Thirty years above the ground: Sierra Vista Aerostat could be getting new technology
SIERRA VISTA - Silently floating over Sierra Vista for the last 30 years, is a giant radar balloon, known as the Aerostat. It monitors illegal aircraft for U.S. Customs and Border Protection, but not many people have seen it closely.
The aerostat was launched back in the late 80s. Its technology hasn't changed much since then, but the way some of those who live below the balloon perceive it, has.
"A lot of people were weary of it and what it was going to mean to us because we really didn't have the knowledge," said Sierra Vista resident Angela Hanson.
Now, it's simply become part of the landscape. "Eye in the Sky is what we call it," said Hanson.
The Aerostat was grounded by the wind Friday, but on quieter days, it stays high above the ground.
“What we do with this system is take a radar [and] put it up 10 to 12 thousand feet so we can see over these mountains and see long ranges over the curvature of the earth," said Rob Brown, CBP Tethered Aerostat Radar System Program Manager.
The balloon specifically looks for small planes carrying illegal drugs. A big problem when the aerostat was first launched.
"To the point where we were counting tens of thousands of aircraft per year delivering narcotics in the United States," said Brown. "Since we put TARS in place, that type of smuggling is down to less than 10 per year."

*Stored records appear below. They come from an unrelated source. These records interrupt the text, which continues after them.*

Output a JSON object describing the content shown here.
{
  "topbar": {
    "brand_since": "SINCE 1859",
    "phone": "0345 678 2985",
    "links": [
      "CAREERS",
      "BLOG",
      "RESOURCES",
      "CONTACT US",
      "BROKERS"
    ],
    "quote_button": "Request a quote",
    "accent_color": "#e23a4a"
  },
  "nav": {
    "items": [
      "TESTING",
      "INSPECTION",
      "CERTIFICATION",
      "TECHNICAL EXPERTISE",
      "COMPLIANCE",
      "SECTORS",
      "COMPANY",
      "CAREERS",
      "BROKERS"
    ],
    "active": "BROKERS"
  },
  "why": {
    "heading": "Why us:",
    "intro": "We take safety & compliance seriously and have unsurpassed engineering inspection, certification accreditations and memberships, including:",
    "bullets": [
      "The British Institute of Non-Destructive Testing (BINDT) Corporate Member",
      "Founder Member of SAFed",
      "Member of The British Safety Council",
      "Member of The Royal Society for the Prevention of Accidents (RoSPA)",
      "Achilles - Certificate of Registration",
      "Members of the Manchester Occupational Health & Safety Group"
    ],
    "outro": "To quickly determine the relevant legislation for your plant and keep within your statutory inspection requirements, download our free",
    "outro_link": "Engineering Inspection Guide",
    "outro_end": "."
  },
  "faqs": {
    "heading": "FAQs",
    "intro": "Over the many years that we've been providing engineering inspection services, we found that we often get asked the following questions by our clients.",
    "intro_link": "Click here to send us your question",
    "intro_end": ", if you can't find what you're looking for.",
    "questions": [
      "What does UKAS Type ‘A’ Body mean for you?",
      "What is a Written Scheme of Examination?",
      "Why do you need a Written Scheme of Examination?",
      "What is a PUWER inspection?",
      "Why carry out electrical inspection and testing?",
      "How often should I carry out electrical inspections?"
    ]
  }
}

It can also track weather: wind, rain, and lightning.
Homeland security is just beginning to look into adding new technologies, and is talking to several bidding contractors.

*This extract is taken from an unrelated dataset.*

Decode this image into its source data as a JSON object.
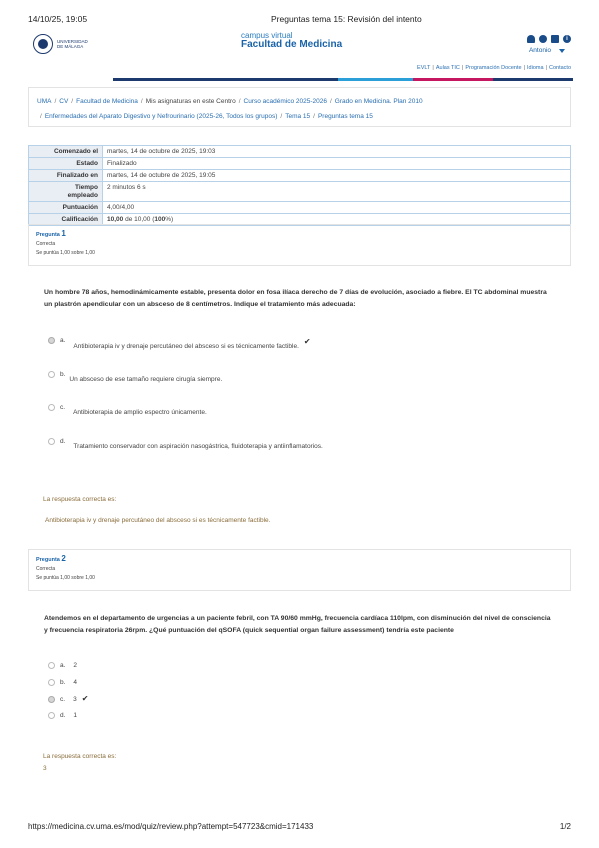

"The oldest parts of the system happen to be in the radar, and so that is a priority for us to take a very close look at, to see what types of improvements with modern technology that we can make to the performance and the longevity of the radar,” said Brown.
The government hopes to have a new contract by 2017.